This week legislative committees will look at bills to give cops authority to make warrantless arrests for violating any misdemeanor, resolutions against federal income taxes and a pitch for Medicaid Inspector General.---
The end-of-the-week committees have not yet been filled but already there’s quite a lineup of interesting bills being ground through the system.
House Bill 59, sponsored by Stephen Handy, R-Layton would allow warrantless arrest of individuals based on reasonable cause of any misdemeanor. The current statute only allows that law-enforcement make such arrest on reasonable cause of the Class A misdemeanors and felonies.
Tuesday you can also hear House Joint Resolution 20, urging the repeal of the 16th Amendment to U.S. Constitution. proposed by Rep. Carl Wimmer, R-Herriman, the bill would urge the U.S. Congress to repeal the 16th Amendment which allows the federal government to collect income tax.
Thursday, the Retirement and Independent Entities Appropriations Subcommittee will be finishing up a review of the Utah Public Employees Health Program, which was recently dinged by a legislative audit for providing health insurance at higher costs than various private insurance carriers in the state.
The PEHP review and other business will be conducted Thursday, Feb. 10 at the Utah State Capitol, 350 N. State, Utah State Capitol Complex, at 7 a.m. Visit the Legislature’s main page for a live audio link.
Friday House Bill 84 would be reviewed by the Social Services Appropriations Subcommittee. The bill, sponsored by Rep. Dave Clark, R-Santa Clara, would seek the creation of an Office of Inspector General of Medicaid Services. The office would interface with the Utah Attorney General’s Medicaid Fraud task force and do regular audits of reimbursement claims to search for fraud and/or waste. The new office would also be tasked with providing annual reports to the Governor and the Executive Appropriations Committee of the Legislature.

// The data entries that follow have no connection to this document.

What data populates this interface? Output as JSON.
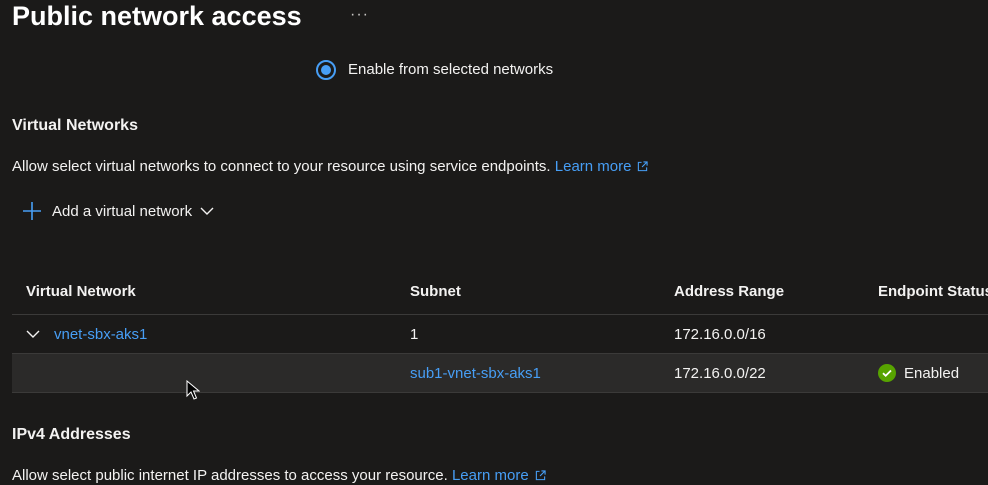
{
  "header": {
    "title": "Public network access",
    "more_label": "···"
  },
  "access_option": {
    "label": "Enable from selected networks"
  },
  "virtual_networks": {
    "heading": "Virtual Networks",
    "description": "Allow select virtual networks to connect to your resource using service endpoints.",
    "learn_more": "Learn more",
    "add_label": "Add a virtual network",
    "columns": [
      "Virtual Network",
      "Subnet",
      "Address Range",
      "Endpoint Status"
    ],
    "network_row": {
      "name": "vnet-sbx-aks1",
      "subnet": "1",
      "address_range": "172.16.0.0/16",
      "status": ""
    },
    "subnet_row": {
      "name": "",
      "subnet": "sub1-vnet-sbx-aks1",
      "address_range": "172.16.0.0/22",
      "status": "Enabled"
    }
  },
  "ipv4": {
    "heading": "IPv4 Addresses",
    "description": "Allow select public internet IP addresses to access your resource.",
    "learn_more": "Learn more"
  },
  "colors": {
    "accent": "#479ef5",
    "success": "#57a300",
    "background": "#1b1a19"
  }
}
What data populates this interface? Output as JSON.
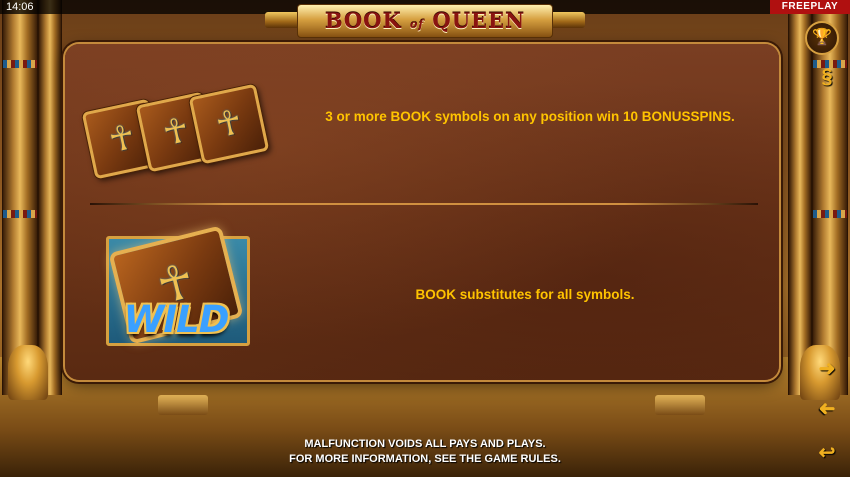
{
  "status_bar": {
    "time": "14:06",
    "mode": "FREEPLAY"
  },
  "logo": {
    "part1": "BOOK",
    "part2": "of",
    "part3": "QUEEN"
  },
  "rules": [
    {
      "symbol": "book-stack",
      "text": "3 or more BOOK symbols on any position win 10 BONUSSPINS."
    },
    {
      "symbol": "wild-book",
      "symbol_label": "WILD",
      "text": "BOOK substitutes for all symbols."
    }
  ],
  "footer": {
    "line1": "MALFUNCTION VOIDS ALL PAYS AND PLAYS.",
    "line2": "FOR MORE INFORMATION, SEE THE GAME RULES."
  },
  "side_controls": {
    "trophy_icon": "trophy-icon",
    "paragraph_icon": "paragraph-icon",
    "next_icon": "arrow-right-icon",
    "prev_icon": "arrow-left-icon",
    "back_icon": "return-icon"
  },
  "colors": {
    "accent": "#ffc400",
    "freeplay": "#b01010",
    "panel": "#6a3318"
  }
}
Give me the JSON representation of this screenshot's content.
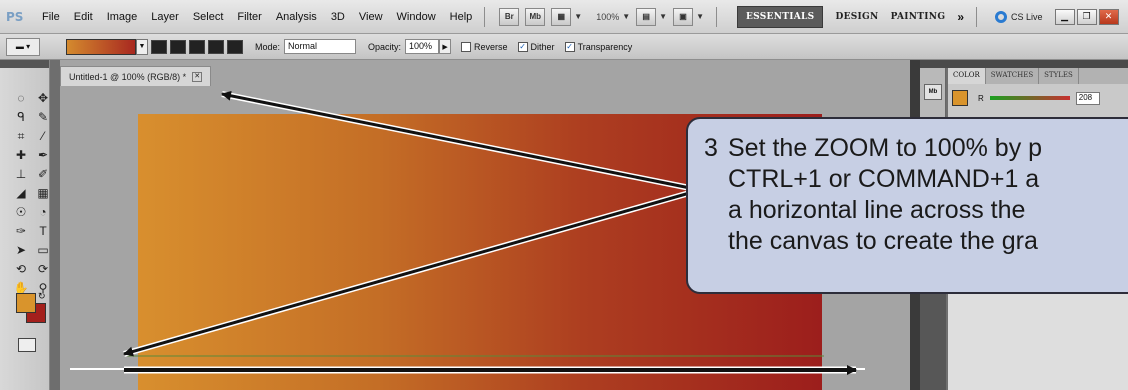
{
  "app": {
    "logo": "PS",
    "menu": [
      "File",
      "Edit",
      "Image",
      "Layer",
      "Select",
      "Filter",
      "Analysis",
      "3D",
      "View",
      "Window",
      "Help"
    ],
    "bridge_label": "Br",
    "minibridge_label": "Mb",
    "zoom_readout": "100%",
    "workspaces": [
      "ESSENTIALS",
      "DESIGN",
      "PAINTING"
    ],
    "more_label": "»",
    "cslive_label": "CS Live"
  },
  "options": {
    "mode_label": "Mode:",
    "mode_value": "Normal",
    "opacity_label": "Opacity:",
    "opacity_value": "100%",
    "reverse_label": "Reverse",
    "dither_label": "Dither",
    "transparency_label": "Transparency",
    "reverse_checked": false,
    "dither_checked": true,
    "transparency_checked": true
  },
  "document": {
    "tab_title": "Untitled-1 @ 100% (RGB/8) *"
  },
  "colors": {
    "foreground": "#d9942c",
    "background": "#a4201c",
    "gradient_start": "#d88f2e",
    "gradient_end": "#9c1e1c"
  },
  "panel": {
    "tabs": [
      "COLOR",
      "SWATCHES",
      "STYLES"
    ],
    "minibridge_label": "Mb",
    "channel_label": "R",
    "channel_value": "208"
  },
  "callout": {
    "number": "3",
    "lines": [
      "Set the ZOOM to 100% by p",
      "CTRL+1 or COMMAND+1 a",
      "a horizontal line across the",
      "the canvas to create the gra"
    ]
  }
}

Check out HB 84, Friday, Feb. 11, at the Utah State Capitol, 350 N. State, Utah State Capitol Complex. The committee will start at 8 a.m. but Clark’s bill is expected to be discussed at around 9:20 a.m. Visit the Legislature’s main page for links to live audio.